For as chic as fondue (from the French word fondre—to melt) is today, one might not guess its humble beginnings. During the Middle Ages in Burgundy, France, it is said that vineyard workers invented what we know as meat fondue. They set a boiling pot of oil in the middle of the vineyard so workers could cook pieces of raw meat during short breaks. In 18th-century Switzerland, cheese fondue developed as a means for the peasant classes to eat their aging cheeses and stale bread through winter. During the mid-20th century, Americans decided to melt chocolate, and voila!, another version of fondue was born.
At La Petite Fondue, diners experience the full gamut of fondue history in a warm, artful, unhurried setting.

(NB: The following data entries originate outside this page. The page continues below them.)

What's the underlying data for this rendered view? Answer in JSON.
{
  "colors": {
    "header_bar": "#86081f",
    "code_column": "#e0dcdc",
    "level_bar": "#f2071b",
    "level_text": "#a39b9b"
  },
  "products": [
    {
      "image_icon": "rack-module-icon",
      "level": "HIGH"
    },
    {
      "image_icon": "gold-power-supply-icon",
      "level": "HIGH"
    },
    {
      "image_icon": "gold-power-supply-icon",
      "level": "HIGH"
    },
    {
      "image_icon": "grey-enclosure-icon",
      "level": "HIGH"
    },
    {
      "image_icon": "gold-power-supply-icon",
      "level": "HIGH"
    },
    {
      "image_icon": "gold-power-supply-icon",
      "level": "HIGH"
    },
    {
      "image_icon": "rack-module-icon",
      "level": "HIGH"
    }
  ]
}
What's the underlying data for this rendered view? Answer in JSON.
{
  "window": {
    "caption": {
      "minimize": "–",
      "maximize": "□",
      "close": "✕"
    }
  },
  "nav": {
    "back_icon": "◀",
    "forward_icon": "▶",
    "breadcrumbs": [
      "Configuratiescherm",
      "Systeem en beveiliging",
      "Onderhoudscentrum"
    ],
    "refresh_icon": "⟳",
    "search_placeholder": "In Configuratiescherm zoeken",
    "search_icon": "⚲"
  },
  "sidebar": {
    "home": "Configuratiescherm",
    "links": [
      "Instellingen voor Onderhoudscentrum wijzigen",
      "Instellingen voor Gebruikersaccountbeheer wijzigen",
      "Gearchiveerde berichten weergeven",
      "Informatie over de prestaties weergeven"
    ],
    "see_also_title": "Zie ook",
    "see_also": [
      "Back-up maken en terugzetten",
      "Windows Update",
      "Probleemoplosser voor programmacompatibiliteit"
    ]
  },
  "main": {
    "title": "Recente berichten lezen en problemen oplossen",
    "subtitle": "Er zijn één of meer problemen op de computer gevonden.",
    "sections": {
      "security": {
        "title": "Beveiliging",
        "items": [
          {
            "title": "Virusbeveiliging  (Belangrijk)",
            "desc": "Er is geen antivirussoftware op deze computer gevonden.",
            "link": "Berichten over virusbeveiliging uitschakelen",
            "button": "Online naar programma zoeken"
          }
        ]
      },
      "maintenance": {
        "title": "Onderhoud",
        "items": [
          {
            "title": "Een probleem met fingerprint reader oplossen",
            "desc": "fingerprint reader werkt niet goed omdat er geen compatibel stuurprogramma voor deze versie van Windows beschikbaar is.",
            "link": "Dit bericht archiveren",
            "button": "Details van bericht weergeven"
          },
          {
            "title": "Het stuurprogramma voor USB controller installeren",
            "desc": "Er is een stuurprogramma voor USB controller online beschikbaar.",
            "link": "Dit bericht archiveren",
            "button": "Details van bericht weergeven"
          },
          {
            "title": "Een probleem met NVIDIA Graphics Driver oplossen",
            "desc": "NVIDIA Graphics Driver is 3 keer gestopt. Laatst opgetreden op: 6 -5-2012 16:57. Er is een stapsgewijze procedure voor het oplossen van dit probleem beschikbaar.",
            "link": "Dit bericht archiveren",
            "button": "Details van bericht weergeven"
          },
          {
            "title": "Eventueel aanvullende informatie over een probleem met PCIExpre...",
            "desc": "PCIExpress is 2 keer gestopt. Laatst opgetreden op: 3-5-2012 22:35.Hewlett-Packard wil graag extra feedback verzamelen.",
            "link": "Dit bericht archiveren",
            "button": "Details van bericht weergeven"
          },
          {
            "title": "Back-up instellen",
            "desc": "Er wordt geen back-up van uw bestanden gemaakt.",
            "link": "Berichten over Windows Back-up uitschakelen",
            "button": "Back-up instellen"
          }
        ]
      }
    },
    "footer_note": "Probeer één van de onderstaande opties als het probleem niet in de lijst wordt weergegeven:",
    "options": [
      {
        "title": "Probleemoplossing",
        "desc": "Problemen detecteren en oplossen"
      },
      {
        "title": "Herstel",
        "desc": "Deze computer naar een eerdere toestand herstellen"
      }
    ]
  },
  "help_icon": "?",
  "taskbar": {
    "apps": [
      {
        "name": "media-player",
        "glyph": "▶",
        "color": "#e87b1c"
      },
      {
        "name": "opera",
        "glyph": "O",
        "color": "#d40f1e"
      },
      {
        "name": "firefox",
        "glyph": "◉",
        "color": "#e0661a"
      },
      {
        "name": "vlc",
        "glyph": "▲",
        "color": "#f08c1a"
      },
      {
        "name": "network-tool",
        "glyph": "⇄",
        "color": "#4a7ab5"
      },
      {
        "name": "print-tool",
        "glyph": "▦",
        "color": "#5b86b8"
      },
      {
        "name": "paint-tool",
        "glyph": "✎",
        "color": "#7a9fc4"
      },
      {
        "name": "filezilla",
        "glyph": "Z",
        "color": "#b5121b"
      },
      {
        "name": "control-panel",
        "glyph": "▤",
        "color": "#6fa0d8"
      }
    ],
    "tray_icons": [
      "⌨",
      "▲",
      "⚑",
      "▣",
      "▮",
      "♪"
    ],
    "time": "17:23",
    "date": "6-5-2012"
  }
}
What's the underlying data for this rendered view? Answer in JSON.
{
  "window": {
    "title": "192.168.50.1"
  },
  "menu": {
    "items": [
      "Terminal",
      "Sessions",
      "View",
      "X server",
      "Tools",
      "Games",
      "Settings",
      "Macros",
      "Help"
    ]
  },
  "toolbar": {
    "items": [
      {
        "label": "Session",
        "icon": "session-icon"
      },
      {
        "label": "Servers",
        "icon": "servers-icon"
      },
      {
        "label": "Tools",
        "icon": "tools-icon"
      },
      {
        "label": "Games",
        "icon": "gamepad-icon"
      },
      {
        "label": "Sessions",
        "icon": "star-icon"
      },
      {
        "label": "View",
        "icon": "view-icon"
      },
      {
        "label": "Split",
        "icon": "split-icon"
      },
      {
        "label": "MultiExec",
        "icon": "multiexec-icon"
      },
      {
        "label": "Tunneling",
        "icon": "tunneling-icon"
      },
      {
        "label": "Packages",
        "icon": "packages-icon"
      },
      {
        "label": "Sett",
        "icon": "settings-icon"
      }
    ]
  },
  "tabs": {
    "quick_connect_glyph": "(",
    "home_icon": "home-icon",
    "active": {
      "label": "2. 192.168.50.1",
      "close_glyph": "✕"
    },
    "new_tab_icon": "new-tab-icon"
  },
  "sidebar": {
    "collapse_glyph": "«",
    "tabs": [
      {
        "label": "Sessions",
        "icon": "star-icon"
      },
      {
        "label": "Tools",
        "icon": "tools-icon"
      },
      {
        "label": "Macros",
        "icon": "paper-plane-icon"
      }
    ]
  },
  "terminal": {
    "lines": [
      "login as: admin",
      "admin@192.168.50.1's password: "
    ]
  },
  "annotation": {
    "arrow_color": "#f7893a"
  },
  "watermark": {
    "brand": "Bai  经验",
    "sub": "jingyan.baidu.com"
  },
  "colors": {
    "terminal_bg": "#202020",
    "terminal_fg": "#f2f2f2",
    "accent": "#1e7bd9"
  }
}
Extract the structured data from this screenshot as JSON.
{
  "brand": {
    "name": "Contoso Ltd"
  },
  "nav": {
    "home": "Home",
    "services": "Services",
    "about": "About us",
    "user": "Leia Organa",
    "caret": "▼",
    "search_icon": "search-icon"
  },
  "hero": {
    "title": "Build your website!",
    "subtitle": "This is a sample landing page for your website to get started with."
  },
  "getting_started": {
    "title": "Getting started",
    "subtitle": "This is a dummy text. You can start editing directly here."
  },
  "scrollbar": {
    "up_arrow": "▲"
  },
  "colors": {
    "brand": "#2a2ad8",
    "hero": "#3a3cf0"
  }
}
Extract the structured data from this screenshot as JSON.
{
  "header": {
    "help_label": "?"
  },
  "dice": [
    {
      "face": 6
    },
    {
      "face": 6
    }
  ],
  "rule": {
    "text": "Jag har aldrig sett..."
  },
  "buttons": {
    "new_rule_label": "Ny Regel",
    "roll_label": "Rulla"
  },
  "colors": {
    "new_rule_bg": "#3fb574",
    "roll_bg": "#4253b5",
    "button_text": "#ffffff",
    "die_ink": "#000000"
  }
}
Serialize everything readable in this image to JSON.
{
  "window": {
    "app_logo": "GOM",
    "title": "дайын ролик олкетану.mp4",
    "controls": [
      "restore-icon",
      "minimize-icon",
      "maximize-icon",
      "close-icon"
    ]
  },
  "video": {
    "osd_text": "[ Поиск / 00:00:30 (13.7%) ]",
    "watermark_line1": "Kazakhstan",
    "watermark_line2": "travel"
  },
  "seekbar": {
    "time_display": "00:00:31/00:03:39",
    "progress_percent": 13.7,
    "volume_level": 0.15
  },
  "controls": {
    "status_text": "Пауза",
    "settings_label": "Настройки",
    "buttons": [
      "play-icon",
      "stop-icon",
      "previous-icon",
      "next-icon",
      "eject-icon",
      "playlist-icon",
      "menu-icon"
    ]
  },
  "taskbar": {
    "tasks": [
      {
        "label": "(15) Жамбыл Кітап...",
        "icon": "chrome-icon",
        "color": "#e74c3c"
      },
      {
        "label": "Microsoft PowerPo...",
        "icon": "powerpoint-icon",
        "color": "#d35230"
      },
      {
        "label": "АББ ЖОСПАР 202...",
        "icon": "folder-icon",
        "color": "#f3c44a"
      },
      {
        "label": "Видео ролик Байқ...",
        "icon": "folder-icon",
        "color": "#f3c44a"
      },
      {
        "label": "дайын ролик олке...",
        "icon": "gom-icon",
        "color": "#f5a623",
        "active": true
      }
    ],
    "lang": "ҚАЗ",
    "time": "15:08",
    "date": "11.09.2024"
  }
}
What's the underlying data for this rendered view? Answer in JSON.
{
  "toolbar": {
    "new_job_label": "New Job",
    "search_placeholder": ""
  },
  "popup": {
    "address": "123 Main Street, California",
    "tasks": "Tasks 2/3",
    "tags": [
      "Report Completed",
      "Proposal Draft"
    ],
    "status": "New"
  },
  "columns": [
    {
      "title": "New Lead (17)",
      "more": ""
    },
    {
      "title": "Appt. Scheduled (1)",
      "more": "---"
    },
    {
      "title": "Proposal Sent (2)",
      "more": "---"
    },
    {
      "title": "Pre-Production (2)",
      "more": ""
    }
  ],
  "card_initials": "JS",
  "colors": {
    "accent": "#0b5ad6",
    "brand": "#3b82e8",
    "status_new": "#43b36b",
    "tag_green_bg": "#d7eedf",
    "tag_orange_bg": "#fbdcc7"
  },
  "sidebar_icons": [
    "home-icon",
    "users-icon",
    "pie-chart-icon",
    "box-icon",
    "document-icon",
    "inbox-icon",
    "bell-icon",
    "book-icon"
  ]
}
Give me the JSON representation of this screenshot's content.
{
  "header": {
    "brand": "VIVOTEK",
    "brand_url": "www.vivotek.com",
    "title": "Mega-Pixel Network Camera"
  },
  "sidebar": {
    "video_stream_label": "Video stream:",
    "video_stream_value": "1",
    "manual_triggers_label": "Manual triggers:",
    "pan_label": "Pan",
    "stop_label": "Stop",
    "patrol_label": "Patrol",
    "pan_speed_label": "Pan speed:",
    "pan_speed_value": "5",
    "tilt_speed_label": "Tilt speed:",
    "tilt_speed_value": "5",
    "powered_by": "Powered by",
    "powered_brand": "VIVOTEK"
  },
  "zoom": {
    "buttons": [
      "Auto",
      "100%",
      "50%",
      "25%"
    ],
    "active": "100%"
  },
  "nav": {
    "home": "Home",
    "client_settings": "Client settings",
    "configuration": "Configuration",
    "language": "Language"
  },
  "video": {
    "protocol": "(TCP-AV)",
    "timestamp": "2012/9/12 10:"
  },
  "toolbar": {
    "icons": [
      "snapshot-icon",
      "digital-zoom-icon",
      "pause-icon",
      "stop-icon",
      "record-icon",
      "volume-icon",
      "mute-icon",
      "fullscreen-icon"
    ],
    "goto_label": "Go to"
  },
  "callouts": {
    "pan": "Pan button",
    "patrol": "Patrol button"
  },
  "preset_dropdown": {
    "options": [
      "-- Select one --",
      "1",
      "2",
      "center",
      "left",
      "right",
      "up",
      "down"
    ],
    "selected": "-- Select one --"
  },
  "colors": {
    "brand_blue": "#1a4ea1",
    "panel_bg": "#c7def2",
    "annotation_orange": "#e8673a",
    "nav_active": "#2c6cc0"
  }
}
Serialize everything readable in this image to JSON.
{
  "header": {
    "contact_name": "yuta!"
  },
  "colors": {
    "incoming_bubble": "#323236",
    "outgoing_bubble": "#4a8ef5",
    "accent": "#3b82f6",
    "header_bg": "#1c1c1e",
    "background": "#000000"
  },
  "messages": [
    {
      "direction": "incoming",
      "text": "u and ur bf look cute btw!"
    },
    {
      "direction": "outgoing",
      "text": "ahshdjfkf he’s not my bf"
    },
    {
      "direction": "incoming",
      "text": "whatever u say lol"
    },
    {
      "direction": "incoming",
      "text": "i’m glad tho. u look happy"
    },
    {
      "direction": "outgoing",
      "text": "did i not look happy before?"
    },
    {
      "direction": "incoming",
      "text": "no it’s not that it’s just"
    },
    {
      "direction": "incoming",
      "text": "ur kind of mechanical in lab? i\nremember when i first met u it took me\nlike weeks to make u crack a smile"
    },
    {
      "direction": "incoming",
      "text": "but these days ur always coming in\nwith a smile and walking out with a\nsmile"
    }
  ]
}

La Petite owner Ming Cao and his wife, Haiquing Ren, have been restaurateurs together for 30 years. Cao, an oil painting teacher by trade, came to the United States from China at the age of 36. He began American life as a dishwasher at a Chinese restaurant in New York City. He laughs remembering that time,
“For 10 years I am a teacher. Then I come to America and work as a dishwasher!” Cao, with his enduring smile, laughs while moving his hand through the air in a plummeting fashion. But Cao was a quick learner. Within six months he earned the position of head chef. Within a year, Ren, also a teacher in China, joined him. They married, moved to Roanoke and began their joint entrepreneurial restaurant careers.
For decades, Cao and Ren offered Roanokers Asian cuisine in small family-style settings. They started with Chinese restaurants. However, when the informal Chinese buffets came to town, the couple couldn’t compete, nor did they care to abandon their commitment to the intimate family dining experience. They decided to put their efforts into Japanese restaurants, owning several over the next many years, some still in existence today (Sakura and Ichiban).
Eventually, Cao and Ren decided it was time to retire. Cao wanted to devote more time to painting, both wanted a more relaxed lifestyle. They sold Ichiban (their restaurant at the time) and tried the retirement life. After two years, Cao was bored. “Retirement is boring,” Cao laughs, while Ren, sitting beside him, smiles and shakes her head.
It was around this time that the Cao family experienced The Melting Pot, a chain fondue restaurant. They fell in love. Cao says he started checking the restaurant’s website, hoping one would come to Roanoke. After two years of waiting, Cao decided he would open one himself. “The Melting Pot [type] restaurant is my dream,” says Cao smiling and waxing nostalgic. “It is so neat and cozy. Roanoke needs a restaurant like this.”